Below are some records. Say how many of their lines include the string "icon", giving only the number.

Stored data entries
Segment Open

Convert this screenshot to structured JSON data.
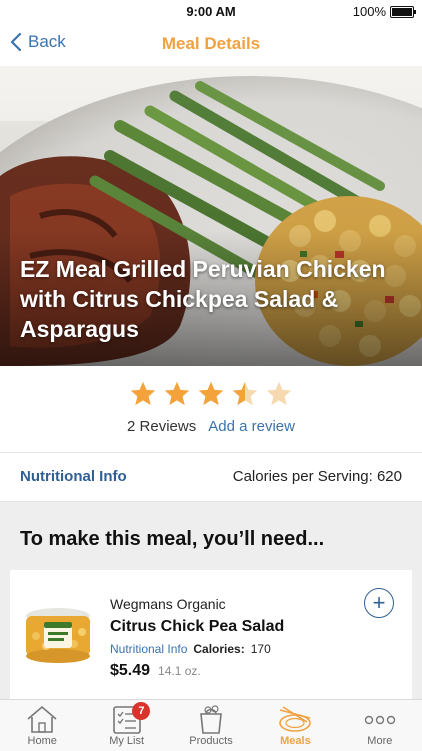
{
  "status_bar": {
    "time": "9:00 AM",
    "battery": "100%"
  },
  "nav": {
    "back_label": "Back",
    "title": "Meal Details"
  },
  "meal": {
    "title": "EZ Meal Grilled Peruvian Chicken with Citrus Chickpea Salad & Asparagus"
  },
  "rating": {
    "stars": 3.5,
    "max_stars": 5,
    "reviews_label": "2 Reviews",
    "add_review_label": "Add a review"
  },
  "nutrition": {
    "link_label": "Nutritional Info",
    "calories_label": "Calories per Serving: 620"
  },
  "ingredients": {
    "title": "To make this meal, you’ll need...",
    "items": [
      {
        "brand": "Wegmans Organic",
        "name": "Citrus Chick Pea Salad",
        "nutri_label": "Nutritional Info",
        "calories_label": "Calories:",
        "calories_value": "170",
        "price": "$5.49",
        "size": "14.1 oz."
      }
    ]
  },
  "tabs": [
    {
      "label": "Home",
      "icon": "home-icon"
    },
    {
      "label": "My List",
      "icon": "list-icon",
      "badge": "7"
    },
    {
      "label": "Products",
      "icon": "products-icon"
    },
    {
      "label": "Meals",
      "icon": "meals-icon",
      "active": true
    },
    {
      "label": "More",
      "icon": "more-icon"
    }
  ],
  "colors": {
    "accent": "#f0a240",
    "link": "#3b73ad",
    "star": "#f4a23b",
    "star_empty": "#f7d9b0",
    "badge": "#d9342b"
  }
}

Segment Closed

● OUTPUT FOR THIS TASK: 5